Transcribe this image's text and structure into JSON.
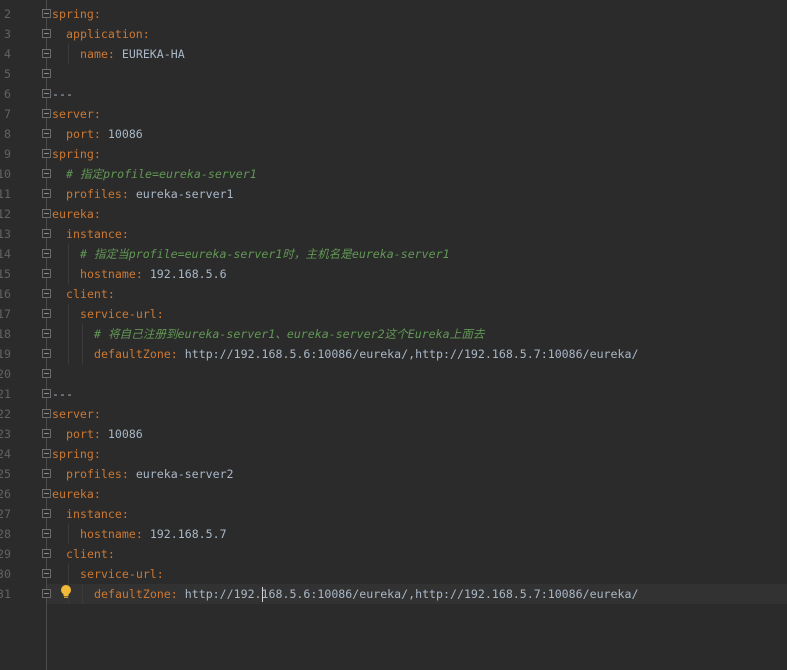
{
  "colors": {
    "background": "#2b2b2b",
    "key": "#cc7832",
    "value": "#a9b7c6",
    "comment": "#629755",
    "line_number": "#606366",
    "current_line": "#323232"
  },
  "colon": ":",
  "current_line": "31",
  "lines": [
    {
      "num": "2",
      "type": "key",
      "indent": 0,
      "key": "spring",
      "value": ""
    },
    {
      "num": "3",
      "type": "key",
      "indent": 1,
      "key": "application",
      "value": ""
    },
    {
      "num": "4",
      "type": "key",
      "indent": 2,
      "key": "name",
      "value": "EUREKA-HA"
    },
    {
      "num": "5",
      "type": "blank",
      "indent": 0
    },
    {
      "num": "6",
      "type": "separator",
      "indent": 0,
      "text": "---"
    },
    {
      "num": "7",
      "type": "key",
      "indent": 0,
      "key": "server",
      "value": ""
    },
    {
      "num": "8",
      "type": "key",
      "indent": 1,
      "key": "port",
      "value": "10086"
    },
    {
      "num": "9",
      "type": "key",
      "indent": 0,
      "key": "spring",
      "value": ""
    },
    {
      "num": "10",
      "type": "comment",
      "indent": 1,
      "text": "# 指定profile=eureka-server1"
    },
    {
      "num": "11",
      "type": "key",
      "indent": 1,
      "key": "profiles",
      "value": "eureka-server1"
    },
    {
      "num": "12",
      "type": "key",
      "indent": 0,
      "key": "eureka",
      "value": ""
    },
    {
      "num": "13",
      "type": "key",
      "indent": 1,
      "key": "instance",
      "value": ""
    },
    {
      "num": "14",
      "type": "comment",
      "indent": 2,
      "text": "# 指定当profile=eureka-server1时，主机名是eureka-server1"
    },
    {
      "num": "15",
      "type": "key",
      "indent": 2,
      "key": "hostname",
      "value": "192.168.5.6"
    },
    {
      "num": "16",
      "type": "key",
      "indent": 1,
      "key": "client",
      "value": ""
    },
    {
      "num": "17",
      "type": "key",
      "indent": 2,
      "key": "service-url",
      "value": ""
    },
    {
      "num": "18",
      "type": "comment",
      "indent": 3,
      "text": "# 将自己注册到eureka-server1、eureka-server2这个Eureka上面去"
    },
    {
      "num": "19",
      "type": "key",
      "indent": 3,
      "key": "defaultZone",
      "value": "http://192.168.5.6:10086/eureka/,http://192.168.5.7:10086/eureka/"
    },
    {
      "num": "20",
      "type": "blank",
      "indent": 0
    },
    {
      "num": "21",
      "type": "separator",
      "indent": 0,
      "text": "---"
    },
    {
      "num": "22",
      "type": "key",
      "indent": 0,
      "key": "server",
      "value": ""
    },
    {
      "num": "23",
      "type": "key",
      "indent": 1,
      "key": "port",
      "value": "10086"
    },
    {
      "num": "24",
      "type": "key",
      "indent": 0,
      "key": "spring",
      "value": ""
    },
    {
      "num": "25",
      "type": "key",
      "indent": 1,
      "key": "profiles",
      "value": "eureka-server2"
    },
    {
      "num": "26",
      "type": "key",
      "indent": 0,
      "key": "eureka",
      "value": ""
    },
    {
      "num": "27",
      "type": "key",
      "indent": 1,
      "key": "instance",
      "value": ""
    },
    {
      "num": "28",
      "type": "key",
      "indent": 2,
      "key": "hostname",
      "value": "192.168.5.7"
    },
    {
      "num": "29",
      "type": "key",
      "indent": 1,
      "key": "client",
      "value": ""
    },
    {
      "num": "30",
      "type": "key",
      "indent": 2,
      "key": "service-url",
      "value": ""
    },
    {
      "num": "31",
      "type": "key",
      "indent": 3,
      "key": "defaultZone",
      "value": "http://192.168.5.6:10086/eureka/,http://192.168.5.7:10086/eureka/"
    }
  ]
}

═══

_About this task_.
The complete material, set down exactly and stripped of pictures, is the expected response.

_Output_.
Transcribe this image's text and structure into JSON.
{
  "colors": {
    "background": "#2b2b2b",
    "key": "#cc7832",
    "value": "#a9b7c6",
    "comment": "#629755",
    "line_number": "#606366",
    "current_line": "#323232"
  },
  "colon": ":",
  "current_line": "31",
  "lines": [
    {
      "num": "2",
      "type": "key",
      "indent": 0,
      "key": "spring",
      "value": ""
    },
    {
      "num": "3",
      "type": "key",
      "indent": 1,
      "key": "application",
      "value": ""
    },
    {
      "num": "4",
      "type": "key",
      "indent": 2,
      "key": "name",
      "value": "EUREKA-HA"
    },
    {
      "num": "5",
      "type": "blank",
      "indent": 0
    },
    {
      "num": "6",
      "type": "separator",
      "indent": 0,
      "text": "---"
    },
    {
      "num": "7",
      "type": "key",
      "indent": 0,
      "key": "server",
      "value": ""
    },
    {
      "num": "8",
      "type": "key",
      "indent": 1,
      "key": "port",
      "value": "10086"
    },
    {
      "num": "9",
      "type": "key",
      "indent": 0,
      "key": "spring",
      "value": ""
    },
    {
      "num": "10",
      "type": "comment",
      "indent": 1,
      "text": "# 指定profile=eureka-server1"
    },
    {
      "num": "11",
      "type": "key",
      "indent": 1,
      "key": "profiles",
      "value": "eureka-server1"
    },
    {
      "num": "12",
      "type": "key",
      "indent": 0,
      "key": "eureka",
      "value": ""
    },
    {
      "num": "13",
      "type": "key",
      "indent": 1,
      "key": "instance",
      "value": ""
    },
    {
      "num": "14",
      "type": "comment",
      "indent": 2,
      "text": "# 指定当profile=eureka-server1时，主机名是eureka-server1"
    },
    {
      "num": "15",
      "type": "key",
      "indent": 2,
      "key": "hostname",
      "value": "192.168.5.6"
    },
    {
      "num": "16",
      "type": "key",
      "indent": 1,
      "key": "client",
      "value": ""
    },
    {
      "num": "17",
      "type": "key",
      "indent": 2,
      "key": "service-url",
      "value": ""
    },
    {
      "num": "18",
      "type": "comment",
      "indent": 3,
      "text": "# 将自己注册到eureka-server1、eureka-server2这个Eureka上面去"
    },
    {
      "num": "19",
      "type": "key",
      "indent": 3,
      "key": "defaultZone",
      "value": "http://192.168.5.6:10086/eureka/,http://192.168.5.7:10086/eureka/"
    },
    {
      "num": "20",
      "type": "blank",
      "indent": 0
    },
    {
      "num": "21",
      "type": "separator",
      "indent": 0,
      "text": "---"
    },
    {
      "num": "22",
      "type": "key",
      "indent": 0,
      "key": "server",
      "value": ""
    },
    {
      "num": "23",
      "type": "key",
      "indent": 1,
      "key": "port",
      "value": "10086"
    },
    {
      "num": "24",
      "type": "key",
      "indent": 0,
      "key": "spring",
      "value": ""
    },
    {
      "num": "25",
      "type": "key",
      "indent": 1,
      "key": "profiles",
      "value": "eureka-server2"
    },
    {
      "num": "26",
      "type": "key",
      "indent": 0,
      "key": "eureka",
      "value": ""
    },
    {
      "num": "27",
      "type": "key",
      "indent": 1,
      "key": "instance",
      "value": ""
    },
    {
      "num": "28",
      "type": "key",
      "indent": 2,
      "key": "hostname",
      "value": "192.168.5.7"
    },
    {
      "num": "29",
      "type": "key",
      "indent": 1,
      "key": "client",
      "value": ""
    },
    {
      "num": "30",
      "type": "key",
      "indent": 2,
      "key": "service-url",
      "value": ""
    },
    {
      "num": "31",
      "type": "key",
      "indent": 3,
      "key": "defaultZone",
      "value": "http://192.168.5.6:10086/eureka/,http://192.168.5.7:10086/eureka/"
    }
  ]
}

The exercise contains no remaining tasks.